Citrix on Tuesday will officially launch XenDesktop 4, software that will compete directly with VMware’s View by promising a way to deliver virtualization to any kind of personal computing device.
While most IT departments have been focused on virtualizing their server infrastructure over the last few years, both Citrix and VMware are counting on the same thing happening at the desktop level. XenDesktop 4’s key feature is FlexCast, a set of modules that can bring desktop virtualization to mobile workers, remote workers, guests and other use-case scenarios.
Citrix product marketing manager Calvin Hsu gave the example of what he called a “task worker,” such as a retail clerk or someone one a manufacturing shop floor, who doesn’t need a high degree of desktop personalization. FlexCast will allow users to connect into a server with Windows RDS Terminal Services and share a single instance of a desktop.
“They’ll have individual sessions, but the same configuration information with whatever applications and some minor ability to customize,” he said. “It’s great for task worker use cases, because it makes it more flexible.”

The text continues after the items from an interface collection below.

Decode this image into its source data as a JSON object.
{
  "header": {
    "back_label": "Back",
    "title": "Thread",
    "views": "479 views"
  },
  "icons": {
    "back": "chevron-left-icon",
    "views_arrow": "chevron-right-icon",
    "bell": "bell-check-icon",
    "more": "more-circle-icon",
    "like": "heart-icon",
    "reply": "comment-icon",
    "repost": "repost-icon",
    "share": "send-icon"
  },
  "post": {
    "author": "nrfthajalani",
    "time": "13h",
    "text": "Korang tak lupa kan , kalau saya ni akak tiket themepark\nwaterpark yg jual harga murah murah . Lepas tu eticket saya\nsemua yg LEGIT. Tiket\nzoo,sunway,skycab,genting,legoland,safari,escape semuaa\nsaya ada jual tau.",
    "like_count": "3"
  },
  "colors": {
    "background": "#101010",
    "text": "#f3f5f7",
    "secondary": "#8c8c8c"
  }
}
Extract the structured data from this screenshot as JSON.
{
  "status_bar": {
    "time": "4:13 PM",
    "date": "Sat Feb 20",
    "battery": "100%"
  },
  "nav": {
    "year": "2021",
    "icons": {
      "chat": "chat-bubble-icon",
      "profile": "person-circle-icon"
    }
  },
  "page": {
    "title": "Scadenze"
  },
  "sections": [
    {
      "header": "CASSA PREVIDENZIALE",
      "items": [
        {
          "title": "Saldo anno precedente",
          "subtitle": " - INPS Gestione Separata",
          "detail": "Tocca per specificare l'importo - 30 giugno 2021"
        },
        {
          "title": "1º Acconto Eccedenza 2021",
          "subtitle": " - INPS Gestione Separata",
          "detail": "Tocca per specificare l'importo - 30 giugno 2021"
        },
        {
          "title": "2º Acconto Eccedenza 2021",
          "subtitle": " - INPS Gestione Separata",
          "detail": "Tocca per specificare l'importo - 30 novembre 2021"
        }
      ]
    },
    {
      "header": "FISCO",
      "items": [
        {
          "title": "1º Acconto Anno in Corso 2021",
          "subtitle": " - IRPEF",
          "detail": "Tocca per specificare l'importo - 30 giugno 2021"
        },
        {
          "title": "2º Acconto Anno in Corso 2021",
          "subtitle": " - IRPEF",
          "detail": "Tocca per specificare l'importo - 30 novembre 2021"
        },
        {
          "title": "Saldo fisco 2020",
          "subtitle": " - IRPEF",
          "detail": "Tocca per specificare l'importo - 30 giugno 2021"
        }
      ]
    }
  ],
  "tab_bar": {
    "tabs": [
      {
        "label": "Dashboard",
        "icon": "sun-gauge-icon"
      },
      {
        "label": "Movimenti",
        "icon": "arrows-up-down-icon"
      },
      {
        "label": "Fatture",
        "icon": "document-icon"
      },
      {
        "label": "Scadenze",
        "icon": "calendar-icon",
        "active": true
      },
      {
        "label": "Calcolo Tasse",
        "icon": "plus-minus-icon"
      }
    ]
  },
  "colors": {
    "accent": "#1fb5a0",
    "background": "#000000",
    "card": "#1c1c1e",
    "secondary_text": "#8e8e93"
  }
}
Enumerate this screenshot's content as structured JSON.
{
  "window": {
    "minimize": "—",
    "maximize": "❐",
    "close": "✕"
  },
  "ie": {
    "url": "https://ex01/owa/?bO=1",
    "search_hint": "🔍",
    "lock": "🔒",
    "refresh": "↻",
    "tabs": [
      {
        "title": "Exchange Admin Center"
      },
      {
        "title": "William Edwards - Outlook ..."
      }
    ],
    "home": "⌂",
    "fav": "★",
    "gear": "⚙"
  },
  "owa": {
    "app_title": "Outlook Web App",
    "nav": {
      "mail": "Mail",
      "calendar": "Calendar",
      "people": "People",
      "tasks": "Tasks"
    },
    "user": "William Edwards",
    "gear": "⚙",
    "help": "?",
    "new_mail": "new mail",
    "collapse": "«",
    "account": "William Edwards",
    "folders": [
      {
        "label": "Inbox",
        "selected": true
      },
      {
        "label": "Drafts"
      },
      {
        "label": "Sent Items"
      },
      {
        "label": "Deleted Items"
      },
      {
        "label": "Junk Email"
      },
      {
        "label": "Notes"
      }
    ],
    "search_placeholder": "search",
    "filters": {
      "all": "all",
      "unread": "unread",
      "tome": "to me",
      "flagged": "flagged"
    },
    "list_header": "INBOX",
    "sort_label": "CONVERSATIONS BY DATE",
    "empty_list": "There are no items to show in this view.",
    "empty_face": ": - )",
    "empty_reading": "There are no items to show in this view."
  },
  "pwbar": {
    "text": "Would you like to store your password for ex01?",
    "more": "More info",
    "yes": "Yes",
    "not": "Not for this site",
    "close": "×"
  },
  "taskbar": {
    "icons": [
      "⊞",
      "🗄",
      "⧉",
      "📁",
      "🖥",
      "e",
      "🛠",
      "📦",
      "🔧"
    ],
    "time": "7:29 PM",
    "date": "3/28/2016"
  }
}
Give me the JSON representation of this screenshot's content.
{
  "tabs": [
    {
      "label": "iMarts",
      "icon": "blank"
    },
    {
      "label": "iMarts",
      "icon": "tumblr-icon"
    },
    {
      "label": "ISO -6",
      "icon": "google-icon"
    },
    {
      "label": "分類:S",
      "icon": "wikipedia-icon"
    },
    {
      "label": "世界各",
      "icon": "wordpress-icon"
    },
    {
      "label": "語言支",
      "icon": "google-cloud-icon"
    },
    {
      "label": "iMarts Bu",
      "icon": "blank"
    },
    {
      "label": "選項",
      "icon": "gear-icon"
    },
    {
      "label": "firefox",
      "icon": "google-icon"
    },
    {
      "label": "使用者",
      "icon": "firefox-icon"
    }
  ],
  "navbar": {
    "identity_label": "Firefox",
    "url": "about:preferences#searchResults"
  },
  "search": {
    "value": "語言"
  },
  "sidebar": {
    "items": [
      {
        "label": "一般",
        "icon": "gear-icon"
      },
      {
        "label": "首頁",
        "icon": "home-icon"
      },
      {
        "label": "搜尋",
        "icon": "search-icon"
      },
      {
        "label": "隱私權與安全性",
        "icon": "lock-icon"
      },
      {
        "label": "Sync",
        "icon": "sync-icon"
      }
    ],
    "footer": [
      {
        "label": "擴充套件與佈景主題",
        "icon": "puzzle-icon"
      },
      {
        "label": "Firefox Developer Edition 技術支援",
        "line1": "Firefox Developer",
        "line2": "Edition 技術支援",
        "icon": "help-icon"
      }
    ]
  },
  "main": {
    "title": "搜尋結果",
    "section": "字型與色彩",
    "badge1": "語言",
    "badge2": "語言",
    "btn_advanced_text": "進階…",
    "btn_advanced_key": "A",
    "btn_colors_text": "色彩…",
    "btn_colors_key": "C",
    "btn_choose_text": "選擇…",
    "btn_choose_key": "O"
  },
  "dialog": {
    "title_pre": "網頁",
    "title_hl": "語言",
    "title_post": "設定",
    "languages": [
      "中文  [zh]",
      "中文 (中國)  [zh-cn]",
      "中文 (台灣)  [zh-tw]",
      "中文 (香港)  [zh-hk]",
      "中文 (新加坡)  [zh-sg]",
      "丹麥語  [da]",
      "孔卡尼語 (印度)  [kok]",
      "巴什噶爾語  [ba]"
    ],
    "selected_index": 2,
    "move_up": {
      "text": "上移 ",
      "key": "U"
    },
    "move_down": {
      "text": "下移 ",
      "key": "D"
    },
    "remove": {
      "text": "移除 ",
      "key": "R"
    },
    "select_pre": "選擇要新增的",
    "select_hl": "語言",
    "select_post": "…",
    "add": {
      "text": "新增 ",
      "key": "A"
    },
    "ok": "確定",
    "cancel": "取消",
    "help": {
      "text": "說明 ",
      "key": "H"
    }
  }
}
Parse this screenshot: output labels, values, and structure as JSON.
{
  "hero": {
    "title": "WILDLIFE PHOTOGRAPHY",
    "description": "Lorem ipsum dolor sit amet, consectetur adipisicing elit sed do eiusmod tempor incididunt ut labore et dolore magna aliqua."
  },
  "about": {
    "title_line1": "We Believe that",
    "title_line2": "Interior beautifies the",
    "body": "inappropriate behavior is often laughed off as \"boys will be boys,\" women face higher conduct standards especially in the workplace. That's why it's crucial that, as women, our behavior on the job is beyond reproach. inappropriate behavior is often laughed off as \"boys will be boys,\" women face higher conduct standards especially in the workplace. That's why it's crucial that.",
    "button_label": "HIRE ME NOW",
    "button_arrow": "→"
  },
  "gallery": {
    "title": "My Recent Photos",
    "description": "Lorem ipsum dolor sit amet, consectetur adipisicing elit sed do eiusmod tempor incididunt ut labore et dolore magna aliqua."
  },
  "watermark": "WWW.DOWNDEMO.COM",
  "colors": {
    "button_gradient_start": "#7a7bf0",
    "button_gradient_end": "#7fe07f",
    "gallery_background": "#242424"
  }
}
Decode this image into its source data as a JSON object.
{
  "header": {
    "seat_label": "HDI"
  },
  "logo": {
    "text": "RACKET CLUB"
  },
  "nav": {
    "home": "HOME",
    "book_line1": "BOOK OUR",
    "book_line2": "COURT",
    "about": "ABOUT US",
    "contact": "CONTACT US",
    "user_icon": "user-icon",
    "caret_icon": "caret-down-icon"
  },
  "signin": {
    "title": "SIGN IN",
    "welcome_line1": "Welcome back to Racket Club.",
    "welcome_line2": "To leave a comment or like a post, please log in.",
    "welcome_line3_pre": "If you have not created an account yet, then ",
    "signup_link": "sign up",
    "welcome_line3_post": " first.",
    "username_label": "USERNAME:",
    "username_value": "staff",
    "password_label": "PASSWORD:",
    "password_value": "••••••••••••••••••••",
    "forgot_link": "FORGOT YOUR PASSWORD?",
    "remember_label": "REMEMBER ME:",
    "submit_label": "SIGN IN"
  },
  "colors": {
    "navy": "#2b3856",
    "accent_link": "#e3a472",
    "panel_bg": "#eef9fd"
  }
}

IT managers would be able to run 500 desktop users off a single server thanks to XenDesktop 4’s FlexCast, Hsu said.
XenDesktop 4 will also include enhancements to HDX, Citrix’s technology to allow a high-definition user experience for virtual desktop users. Hsu said HDX will now consume up to 90 per cent less bandwidth than before, as well as good audio for voice-over-IP and specific integration to address branch office WAN optimization.
Like VMware, which sees Microsoft’s launch of Windows 7 later this month as a major desktop virtualization catalyst, Citrix believes customers are see the technology as a “strategic direction for their desktops, rather than a niche purchase for a certain set of users,” according to Hsu. However Andi Mann, an analyst with Enterprise Management Associates in XX, said many IT managers may see desktop virtualization as technology still in the alpha stage.
“It’s more of an edge case than a mainstream case at the moment,” he said. “Part of that is to do with maturity. A lot is to do with the confidence level to deploy this, manage this, secure it, make it compliant.”
Once they make the move, however, Citrix may be in a good position, Mann said. He cited EMA research which indicated 40 per cent of enterprises are planning a deployment of server-hosted desktops in 12 months. XenDesktop is tightly integrated with XenApp, Citrix’s application virtualization product, which could give the company an advantage, Mann said.
“What we’re seeing here is Citrix actually addressing two of the top five outcomes through one product.”
Desktop virtualization was a key theme at last month’s VMworld 2009, where VMware hosted Telus in a keynote about how the telecom firm is using VMware View across more than 1,000 desktops. It also announced a bundling relationship for View with Dell. Hsu, however, said Citrix recently scored a 40,000-seat deal with a manufacturing firm and a 125,0000-seat deal with a financial services firm in the second quarter.
Citrix will also be moving to concurrent licensing, which is a staple of XenApp to user-based licensing for XenDesktop 4. Standard licensing will be US$75/user, enterprise will be US$225/user and Platinum, which includes the FlexCast delivery technology, will be US$350/user. Mann said ease of use and support for other systems and applications will probably be more important to most IT managers, though.
“VMware has a very strong financial position. They could probably afford to run a loss-leading program to try and combat that,” he said. “Cost is not the big issue here. Looking at the research, the lowest two decision factors for enterprises looking to choose are purchase costs and whether they have an existing installation from the same vendor. This is a fresh market. Everyone’s in play here.”
Citrix is also working a bare-metal hypervisor, called XenClient, which Hsu said is still on track for introduction early next year.